### EXERCISE PROMPT
Verbatim output required. Print the data in full.

------ EXERCISE DATA ------

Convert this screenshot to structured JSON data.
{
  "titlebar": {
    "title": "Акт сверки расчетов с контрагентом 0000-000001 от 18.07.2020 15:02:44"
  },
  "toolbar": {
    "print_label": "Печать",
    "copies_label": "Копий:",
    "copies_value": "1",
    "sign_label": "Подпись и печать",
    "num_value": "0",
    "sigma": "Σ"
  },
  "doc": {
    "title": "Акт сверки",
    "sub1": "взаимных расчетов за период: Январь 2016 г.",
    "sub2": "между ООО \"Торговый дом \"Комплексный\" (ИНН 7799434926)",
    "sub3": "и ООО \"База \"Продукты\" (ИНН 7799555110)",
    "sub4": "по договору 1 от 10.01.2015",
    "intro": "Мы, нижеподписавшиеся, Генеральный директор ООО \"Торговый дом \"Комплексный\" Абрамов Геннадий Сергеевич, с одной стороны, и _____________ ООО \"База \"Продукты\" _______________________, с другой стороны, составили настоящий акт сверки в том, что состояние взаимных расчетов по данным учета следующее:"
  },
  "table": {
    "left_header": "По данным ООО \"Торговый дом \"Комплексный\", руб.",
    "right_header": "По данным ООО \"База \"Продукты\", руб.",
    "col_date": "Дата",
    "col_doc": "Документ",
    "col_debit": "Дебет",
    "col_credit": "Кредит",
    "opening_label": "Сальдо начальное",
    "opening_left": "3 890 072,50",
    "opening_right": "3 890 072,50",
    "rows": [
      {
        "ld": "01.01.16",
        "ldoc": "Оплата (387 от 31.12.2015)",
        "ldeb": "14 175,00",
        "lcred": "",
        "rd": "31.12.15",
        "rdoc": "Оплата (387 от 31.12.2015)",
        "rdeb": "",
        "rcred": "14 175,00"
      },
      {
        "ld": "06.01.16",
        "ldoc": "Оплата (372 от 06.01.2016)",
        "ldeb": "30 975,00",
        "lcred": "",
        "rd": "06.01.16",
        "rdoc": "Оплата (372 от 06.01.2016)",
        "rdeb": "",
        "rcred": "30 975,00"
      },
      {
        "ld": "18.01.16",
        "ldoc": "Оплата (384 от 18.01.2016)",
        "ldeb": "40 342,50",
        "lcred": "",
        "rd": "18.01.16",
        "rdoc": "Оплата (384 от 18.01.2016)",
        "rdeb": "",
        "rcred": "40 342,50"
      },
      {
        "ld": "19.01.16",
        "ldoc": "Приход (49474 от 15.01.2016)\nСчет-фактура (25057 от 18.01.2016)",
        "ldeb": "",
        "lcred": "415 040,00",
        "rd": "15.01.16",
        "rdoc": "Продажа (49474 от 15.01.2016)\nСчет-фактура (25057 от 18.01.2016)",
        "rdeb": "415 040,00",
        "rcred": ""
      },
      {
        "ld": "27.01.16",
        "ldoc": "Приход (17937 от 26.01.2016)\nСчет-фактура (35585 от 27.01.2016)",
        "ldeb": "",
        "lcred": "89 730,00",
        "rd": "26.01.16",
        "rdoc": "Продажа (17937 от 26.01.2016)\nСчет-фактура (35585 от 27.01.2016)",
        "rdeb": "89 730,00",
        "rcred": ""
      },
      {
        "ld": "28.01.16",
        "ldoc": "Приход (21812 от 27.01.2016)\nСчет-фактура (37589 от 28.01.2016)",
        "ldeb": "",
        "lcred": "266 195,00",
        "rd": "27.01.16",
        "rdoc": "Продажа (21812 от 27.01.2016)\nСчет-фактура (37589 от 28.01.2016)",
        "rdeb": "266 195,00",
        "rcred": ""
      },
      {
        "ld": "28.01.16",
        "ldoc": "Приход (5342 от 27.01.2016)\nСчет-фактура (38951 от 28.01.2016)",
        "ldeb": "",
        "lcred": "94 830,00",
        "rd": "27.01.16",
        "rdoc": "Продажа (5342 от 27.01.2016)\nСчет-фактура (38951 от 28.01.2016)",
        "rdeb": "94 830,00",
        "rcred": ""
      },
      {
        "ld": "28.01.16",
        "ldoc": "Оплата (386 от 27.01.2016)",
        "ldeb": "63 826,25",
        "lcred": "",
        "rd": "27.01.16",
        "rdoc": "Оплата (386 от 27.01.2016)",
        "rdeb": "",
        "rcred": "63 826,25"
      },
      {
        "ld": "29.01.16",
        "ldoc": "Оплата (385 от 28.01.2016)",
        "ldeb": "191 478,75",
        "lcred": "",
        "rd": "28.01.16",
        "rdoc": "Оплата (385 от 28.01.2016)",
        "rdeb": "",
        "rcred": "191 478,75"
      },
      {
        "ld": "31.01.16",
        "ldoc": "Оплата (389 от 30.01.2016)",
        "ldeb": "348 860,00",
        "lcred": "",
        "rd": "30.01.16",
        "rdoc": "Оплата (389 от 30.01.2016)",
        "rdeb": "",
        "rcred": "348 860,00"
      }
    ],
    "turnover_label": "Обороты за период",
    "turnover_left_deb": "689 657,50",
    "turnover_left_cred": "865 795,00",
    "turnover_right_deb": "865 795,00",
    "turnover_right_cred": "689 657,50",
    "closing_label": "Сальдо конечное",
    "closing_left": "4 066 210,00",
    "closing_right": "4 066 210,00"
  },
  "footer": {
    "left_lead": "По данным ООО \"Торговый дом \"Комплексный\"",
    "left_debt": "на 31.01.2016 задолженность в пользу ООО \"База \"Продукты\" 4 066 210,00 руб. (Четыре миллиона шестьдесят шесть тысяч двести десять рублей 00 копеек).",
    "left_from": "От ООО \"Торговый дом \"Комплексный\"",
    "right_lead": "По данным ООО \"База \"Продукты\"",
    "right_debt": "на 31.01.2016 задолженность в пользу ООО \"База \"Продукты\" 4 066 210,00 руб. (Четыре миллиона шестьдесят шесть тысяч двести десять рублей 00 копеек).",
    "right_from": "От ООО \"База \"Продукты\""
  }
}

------

### THE COMPLETED TASK
Convert this screenshot to structured JSON data.
{
  "titlebar": {
    "title": "Акт сверки расчетов с контрагентом 0000-000001 от 18.07.2020 15:02:44"
  },
  "toolbar": {
    "print_label": "Печать",
    "copies_label": "Копий:",
    "copies_value": "1",
    "sign_label": "Подпись и печать",
    "num_value": "0",
    "sigma": "Σ"
  },
  "doc": {
    "title": "Акт сверки",
    "sub1": "взаимных расчетов за период: Январь 2016 г.",
    "sub2": "между ООО \"Торговый дом \"Комплексный\" (ИНН 7799434926)",
    "sub3": "и ООО \"База \"Продукты\" (ИНН 7799555110)",
    "sub4": "по договору 1 от 10.01.2015",
    "intro": "Мы, нижеподписавшиеся, Генеральный директор ООО \"Торговый дом \"Комплексный\" Абрамов Геннадий Сергеевич, с одной стороны, и _____________ ООО \"База \"Продукты\" _______________________, с другой стороны, составили настоящий акт сверки в том, что состояние взаимных расчетов по данным учета следующее:"
  },
  "table": {
    "left_header": "По данным ООО \"Торговый дом \"Комплексный\", руб.",
    "right_header": "По данным ООО \"База \"Продукты\", руб.",
    "col_date": "Дата",
    "col_doc": "Документ",
    "col_debit": "Дебет",
    "col_credit": "Кредит",
    "opening_label": "Сальдо начальное",
    "opening_left": "3 890 072,50",
    "opening_right": "3 890 072,50",
    "rows": [
      {
        "ld": "01.01.16",
        "ldoc": "Оплата (387 от 31.12.2015)",
        "ldeb": "14 175,00",
        "lcred": "",
        "rd": "31.12.15",
        "rdoc": "Оплата (387 от 31.12.2015)",
        "rdeb": "",
        "rcred": "14 175,00"
      },
      {
        "ld": "06.01.16",
        "ldoc": "Оплата (372 от 06.01.2016)",
        "ldeb": "30 975,00",
        "lcred": "",
        "rd": "06.01.16",
        "rdoc": "Оплата (372 от 06.01.2016)",
        "rdeb": "",
        "rcred": "30 975,00"
      },
      {
        "ld": "18.01.16",
        "ldoc": "Оплата (384 от 18.01.2016)",
        "ldeb": "40 342,50",
        "lcred": "",
        "rd": "18.01.16",
        "rdoc": "Оплата (384 от 18.01.2016)",
        "rdeb": "",
        "rcred": "40 342,50"
      },
      {
        "ld": "19.01.16",
        "ldoc": "Приход (49474 от 15.01.2016)\nСчет-фактура (25057 от 18.01.2016)",
        "ldeb": "",
        "lcred": "415 040,00",
        "rd": "15.01.16",
        "rdoc": "Продажа (49474 от 15.01.2016)\nСчет-фактура (25057 от 18.01.2016)",
        "rdeb": "415 040,00",
        "rcred": ""
      },
      {
        "ld": "27.01.16",
        "ldoc": "Приход (17937 от 26.01.2016)\nСчет-фактура (35585 от 27.01.2016)",
        "ldeb": "",
        "lcred": "89 730,00",
        "rd": "26.01.16",
        "rdoc": "Продажа (17937 от 26.01.2016)\nСчет-фактура (35585 от 27.01.2016)",
        "rdeb": "89 730,00",
        "rcred": ""
      },
      {
        "ld": "28.01.16",
        "ldoc": "Приход (21812 от 27.01.2016)\nСчет-фактура (37589 от 28.01.2016)",
        "ldeb": "",
        "lcred": "266 195,00",
        "rd": "27.01.16",
        "rdoc": "Продажа (21812 от 27.01.2016)\nСчет-фактура (37589 от 28.01.2016)",
        "rdeb": "266 195,00",
        "rcred": ""
      },
      {
        "ld": "28.01.16",
        "ldoc": "Приход (5342 от 27.01.2016)\nСчет-фактура (38951 от 28.01.2016)",
        "ldeb": "",
        "lcred": "94 830,00",
        "rd": "27.01.16",
        "rdoc": "Продажа (5342 от 27.01.2016)\nСчет-фактура (38951 от 28.01.2016)",
        "rdeb": "94 830,00",
        "rcred": ""
      },
      {
        "ld": "28.01.16",
        "ldoc": "Оплата (386 от 27.01.2016)",
        "ldeb": "63 826,25",
        "lcred": "",
        "rd": "27.01.16",
        "rdoc": "Оплата (386 от 27.01.2016)",
        "rdeb": "",
        "rcred": "63 826,25"
      },
      {
        "ld": "29.01.16",
        "ldoc": "Оплата (385 от 28.01.2016)",
        "ldeb": "191 478,75",
        "lcred": "",
        "rd": "28.01.16",
        "rdoc": "Оплата (385 от 28.01.2016)",
        "rdeb": "",
        "rcred": "191 478,75"
      },
      {
        "ld": "31.01.16",
        "ldoc": "Оплата (389 от 30.01.2016)",
        "ldeb": "348 860,00",
        "lcred": "",
        "rd": "30.01.16",
        "rdoc": "Оплата (389 от 30.01.2016)",
        "rdeb": "",
        "rcred": "348 860,00"
      }
    ],
    "turnover_label": "Обороты за период",
    "turnover_left_deb": "689 657,50",
    "turnover_left_cred": "865 795,00",
    "turnover_right_deb": "865 795,00",
    "turnover_right_cred": "689 657,50",
    "closing_label": "Сальдо конечное",
    "closing_left": "4 066 210,00",
    "closing_right": "4 066 210,00"
  },
  "footer": {
    "left_lead": "По данным ООО \"Торговый дом \"Комплексный\"",
    "left_debt": "на 31.01.2016 задолженность в пользу ООО \"База \"Продукты\" 4 066 210,00 руб. (Четыре миллиона шестьдесят шесть тысяч двести десять рублей 00 копеек).",
    "left_from": "От ООО \"Торговый дом \"Комплексный\"",
    "right_lead": "По данным ООО \"База \"Продукты\"",
    "right_debt": "на 31.01.2016 задолженность в пользу ООО \"База \"Продукты\" 4 066 210,00 руб. (Четыре миллиона шестьдесят шесть тысяч двести десять рублей 00 копеек).",
    "right_from": "От ООО \"База \"Продукты\""
  }
}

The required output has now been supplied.